/Imec and Holst Centre Present Solution for Precise Low-Cost Eye Movement Detection
Imec and Holst Centre Present Solution for Precise Low-Cost Eye Movement Detection
Technology Paves the Way to Low-Cost Augmented Reality and Virtual Reality Applications
ANTWERP, Belgium – May 16, 2017 – Imec, the world-leading research and innovation hub in nanoelectronics and digital technologies, and Holst Centre (set up by imec and TNO) today announced the development of a sensing technology to detect eye movement in real time based on electrical sensing. Paving the way for the next generation of eye-tracking technology, imec’s solution has promising applications in the fields of virtual and augmented reality.

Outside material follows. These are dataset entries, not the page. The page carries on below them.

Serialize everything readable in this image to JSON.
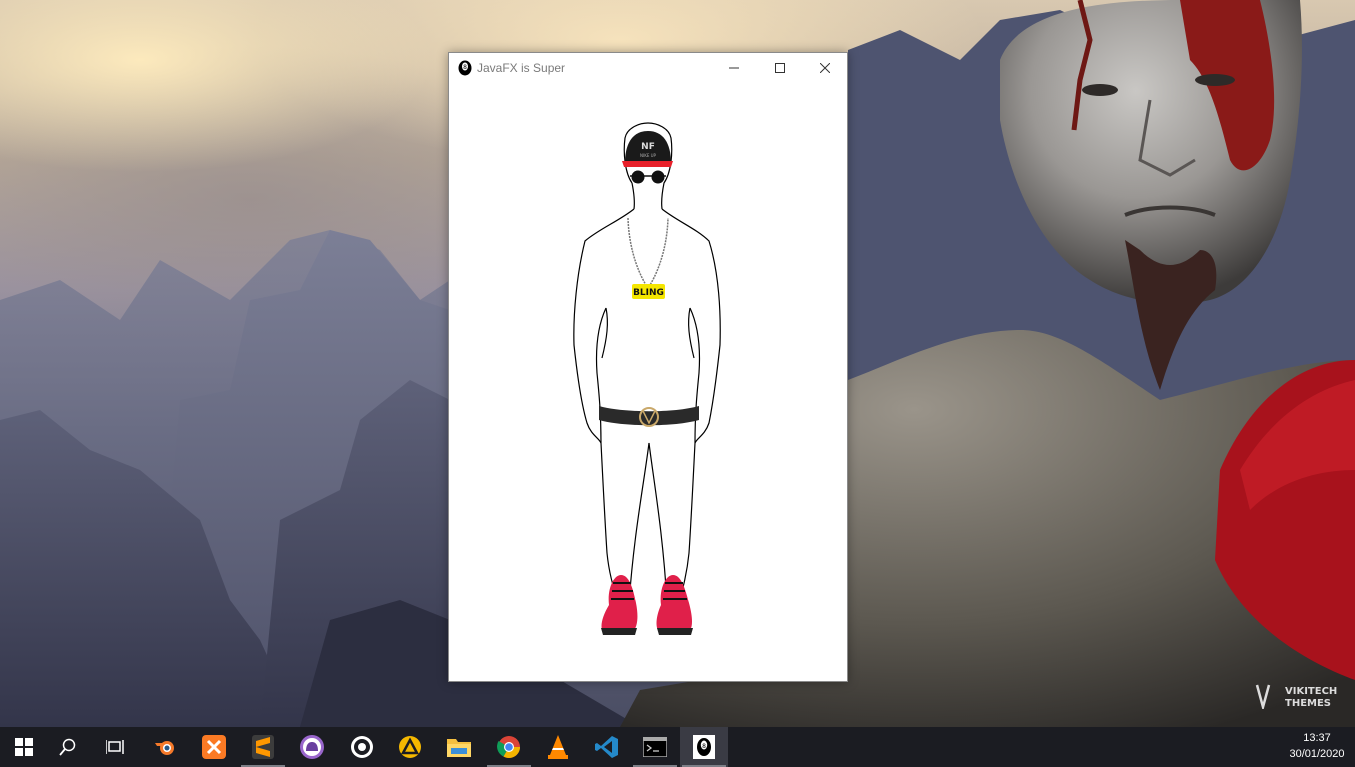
{
  "window": {
    "title": "JavaFX is Super",
    "icon": "eight-ball-icon"
  },
  "avatar": {
    "cap_text": "NF",
    "cap_subtext": "NIKE UP",
    "pendant_text": "BLING",
    "colors": {
      "cap_brim": "#e8202a",
      "cap_body": "#1a1a1a",
      "shoes": "#e0204a",
      "belt": "#2a2a2a",
      "pendant": "#f5e600"
    }
  },
  "wallpaper": {
    "watermark_line1": "VIKITECH",
    "watermark_line2": "THEMES"
  },
  "taskbar": {
    "items": [
      {
        "name": "start-button",
        "icon": "windows-icon"
      },
      {
        "name": "search-button",
        "icon": "search-icon"
      },
      {
        "name": "task-view-button",
        "icon": "task-view-icon"
      },
      {
        "name": "blender",
        "icon": "blender-icon"
      },
      {
        "name": "xampp",
        "icon": "xampp-icon"
      },
      {
        "name": "sublime-text",
        "icon": "sublime-icon"
      },
      {
        "name": "github-desktop",
        "icon": "github-icon"
      },
      {
        "name": "obs-studio",
        "icon": "obs-icon"
      },
      {
        "name": "arduino-like-app",
        "icon": "triangle-app-icon"
      },
      {
        "name": "file-explorer",
        "icon": "folder-icon"
      },
      {
        "name": "chrome",
        "icon": "chrome-icon"
      },
      {
        "name": "vlc",
        "icon": "vlc-icon"
      },
      {
        "name": "vscode",
        "icon": "vscode-icon"
      },
      {
        "name": "terminal",
        "icon": "terminal-icon"
      },
      {
        "name": "java-app",
        "icon": "eight-ball-icon"
      }
    ],
    "clock": {
      "time": "13:37",
      "date": "30/01/2020"
    }
  }
}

Today’s eye movement detection technology makes use of high-resolution cameras embedded in eye-tracking screens or glasses. Such devices are already being commercialized for numerous applications, including healthcare, research and gaming.
While camera-based solutions can accurately determine where users are looking, most cameras’ frame rates are not fast enough to match the eye’s most rapid movements, such as saccades – a typical movement during reading. Using a more sophisticated camera that matches the eyes’ speed would significantly increase the already high cost of these devices and could have implications for their commercial use. Imec’s solution, based on electrical sensing, offers a much more inexpensive alternative, while solving the issue of the image processing delay.
Imec’s sensors were integrated into a set of glasses, with four built-in electrodes around each lens, two to pick up the eye’s vertical movement and two for horizontal movements. Parallel to that, an advanced algorithm was developed to translate the signals into a concrete position, based on the angle the eye is making with its central point of vision. Imec’s solution also offers insights on the eye’s behavior, like the speed of movement or the frequency and duration of blinks.
“Human eyes have a natural electrical potential”, stated Gabriel Squillace, researcher in the Biomedical Applications & Systems group at imec. “At imec, we are leveraging this feature to develop the next-generation of eye-movement detection devices that can detect the eye’s position in real time at a five times lower cost and up to four times faster than what is currently available on the market. Imec’s ultimate goal is to develop a solution that can track the eye’s most rapid movements, such as saccades, enabling seamless real time tracking for AR and VR applications.”
Other possible applications for this technology include a complement to current camera-based solutions, potentially developing cheaper and faster eye-movement detection devices.
Currently being tested and showing promising results on eye behavior and blink detection, users are able to interact with screens by moving the cursor with their eyes and using different blinking patterns for distinct actions, such as selecting files, drag-and-dropping or opening and closing applications.
Imec is the world-leading research and innovation hub in nano-electronics and digital technologies. The combination of our widely acclaimed leadership in microchip technology and profound software and ICT expertise is what makes us unique. By leveraging our world-class infrastructure and local and global ecosystem of partners across a multitude of industries, we create groundbreaking innovation in application domains such as healthcare, smart cities and mobility, logistics and manufacturing, and energy.
As a trusted partner for companies, start-ups and universities we bring together close to 3,500 brilliant minds from over 75 nationalities. Imec is headquartered in Leuven, Belgium and also has distributed R&D groups at a number of Flemish universities, in the Netherlands, Taiwan, USA, China, and offices in India and Japan. In 2016, imec's revenue (P&L) totaled 496 million euro. Further information on imec can be found at www.imec-int.com
Imec is a registered trademark for the activities of IMEC International (a legal entity set up under Belgian law as a "stichting van openbaar nut”), imec Belgium (IMEC vzw supported by the Flemish Government), imec the Netherlands (Stichting IMEC Nederland, part of Holst Centre which is supported by the Dutch Government), imec Taiwan (IMEC Taiwan Co.) and imec China (IMEC Microelectronics (Shanghai) Co. Ltd.) and imec India (Imec India Private Limited), imec Florida (IMEC USA nanoelectronics design center).
About Holst Centre
Holst Centre is an independent R&D center that develops technologies for wireless autonomous sensor technologies and flexible electronics, in an open innovation setting and in dedicated research trajectories. A key feature of Holst Centre is its partnership model with industry and academia based around roadmaps and programs. It is this kind of cross-fertilization that enables Holst Centre to tune its scientific strategy to industrial needs.
Holst Centre's fundamentals are to contribute to answering global societal challenges in healthcare, lifestyle, sustainability and the Internet of Things. This is visible through the motivation of its researchers, its different collaboration models and the choice of its research topics.
Holst Centre was set up in 2005 by imec (Flanders, Belgium) and TNO (The Netherlands) and is supported by local, regional and national governments. Located on High Tech Campus Eindhoven, Holst Centre benefits from, and contributes to, the state-of-the-art on-site facilities. Holst Centre has over 200 employees from some 28 nations and a commitment from more than 50 industrial partners. For more information visit www.holstcentre.com.